At the National History Center’s latest Congressional Briefing, held last Friday, September 12, scholars offered a fresh perspective on one of the most vexing and polarizing issues currently confronting Congress.
Immigration legislation might be “dead for the year” in the House of Representatives, but it will be front and center at the American Historical Association’s 2014 annual meeting.
Currently, people become U.S. citizens in three main ways: they are born in the states or territories, they derive their citizenship from their American parent(s) because they were born abroad, or they naturalize after immigrating.
Yesterday, a short distance from the AHA offices, supporters of immigration reform marched on the National Mall, as a bipartisan group of eight senators continue deliberations that have been alternately described as “stuck,” “close,” “virtually complete,” or “about to get serious.” The senators will likely reveal their plan for comprehensive immigration reform, if there is one, today.

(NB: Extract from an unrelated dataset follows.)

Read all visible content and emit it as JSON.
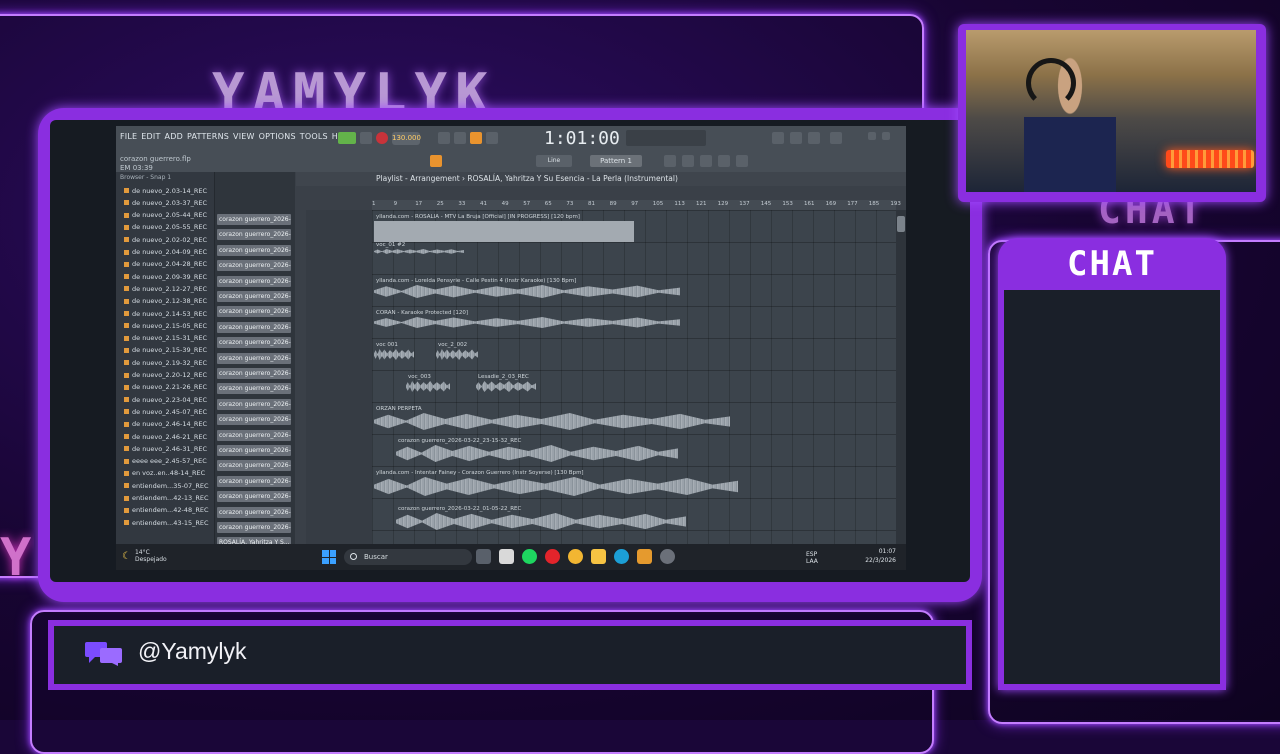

In response to the flurry of activity on this previously languishing issue, the National History Center, a project of the American Historical Association, sponsored a congressional briefing in the Rayburn House Office Building last Friday.